Rysbrack (1694-1770) was born in Antwerp, and trained in the Netherlands, but spent his working life in Britain. He was one of the most important sculptors active in this country in the first half of the 18th century, and specialised in portrait busts and funerary monuments. Although he never visited Italy, many of his works are clearly indebted to classical archetypes. His terracotta models are particularly fine, and are often virtually finished pieces in their own right.
Two putti support an architrave; the left one looks down over his right shoulder to his right. He stands on his left leg, his right leg bent, and supports the architrave with his head and left hand. The right putto supports the architrave with his head, and raises his left hand to his head, his right hand around the waist of the other putto. He looks down to his left, leaning on his left leg, his right leg bent behind him. Both are semi-nude, with a piece of drapery swathed over their shoulders. A line of egg-and-dart moulding runs around the lower part of the protruding architrave beneath an outer stylised foliate moulding.
Place of Origin
ca. 1730 (made)
Rysbrack, John Michael (sculptor)
Materials and Techniques
Height: 133 cm, Width: 127 cm, Depth: 30.5 cm
Object history note
Purchased from Alex Wengraf Ltd., for £14,966.00, in 1990.
Before: Sold at Christie's on 1st December 1911, lot 85, and bought by Harding.
Possibly from the Great Saloon or Ball Room at Bedford House, London. In the possession of the dealers Poulter and Sons, Fulham Road, London, for a number of years, and by whom sold at Sotheby's, London, 1989, lot 169, where it was described as English with the suggestion that the details of the moulding were similar to those on the chimneypiece by Rysbrack at the Foundling Hospital. Reference was also made to the 'traditional belief' that the present piece derived from Carlton House where Peter Scheemakers [q.v.] executed several massive chimneypieces.

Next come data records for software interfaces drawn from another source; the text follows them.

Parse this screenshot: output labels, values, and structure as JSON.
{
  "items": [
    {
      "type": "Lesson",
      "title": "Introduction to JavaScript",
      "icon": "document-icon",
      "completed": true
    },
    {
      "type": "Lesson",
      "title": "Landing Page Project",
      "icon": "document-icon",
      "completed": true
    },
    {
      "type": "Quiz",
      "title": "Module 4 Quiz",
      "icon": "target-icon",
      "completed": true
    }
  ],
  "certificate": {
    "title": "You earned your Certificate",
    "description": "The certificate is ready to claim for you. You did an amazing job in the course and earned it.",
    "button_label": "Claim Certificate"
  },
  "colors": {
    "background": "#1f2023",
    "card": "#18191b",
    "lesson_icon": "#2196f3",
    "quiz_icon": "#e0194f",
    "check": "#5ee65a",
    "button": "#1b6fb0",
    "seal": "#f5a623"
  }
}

Bought on behalf of the Museum by Pat Wengraf, and held by her until the following financial year, when the relief was acquired by the Museum.
The present piece may have formed part of a chimneypiece executed by Rysbrack for John, 4th Duke of Bedford, between 1733 and 1736 for the Great Saloon or Ball Room at Bedford House, following the dismantling of the chimneypiece in 1800, the present relief may be identified with that sold at Christie's, Bedford House sale, held between 5-10 May 1800, lot 71, described as 'A Magificent Statuary Marble Chimney Piece. The Cornice Supported by Four Bacchanalian Boys, in Alto Relievo': the buyer was Charles Howard, 11th Duke of Norfolk (see entry for lot 79, Sotheby's, London, 10 July 1998). Two pairs were sold in 1891 and in 1911 respectively by the Duke of Norfolk (noted in sale catalogue as above). Those sold at the Arundel Castle sale, Sparks & Son, 14 and 15 April 1891, lots 298 and 299, were described as 'two figures of boys, in bold relief, supporting richly carved cornice, statuary marble, 4ft 3 in high; 3 ft wide', and Archer suggests that the present relief may be one of those sold in the 1891 sale, probably originally acquired for Arundel Castle, rather than for the recently built Worksop Manor, Nottinghamshire.
Relief, marble, two putti supporting an architrave, possibly by John Michael Rysbrack, England, ca. 1730
Bibliographic References (Citation, Note/Abstract, NAL no)
Williamson, Paul, "Acquisition of Sculpture at the Victoria & Albert Museum, 1986-1991", in: Burlington Magazine, Dec. 1991, p. 879
Bilbey, Diane and Trusted, Marjorie. British Sculpture 1470-2000. A Concise Catalogue of the Collection at the Victoria and Albert Museum. London: Victoria and Albert Museum, 2002, pp. 134, 5, cat.no 185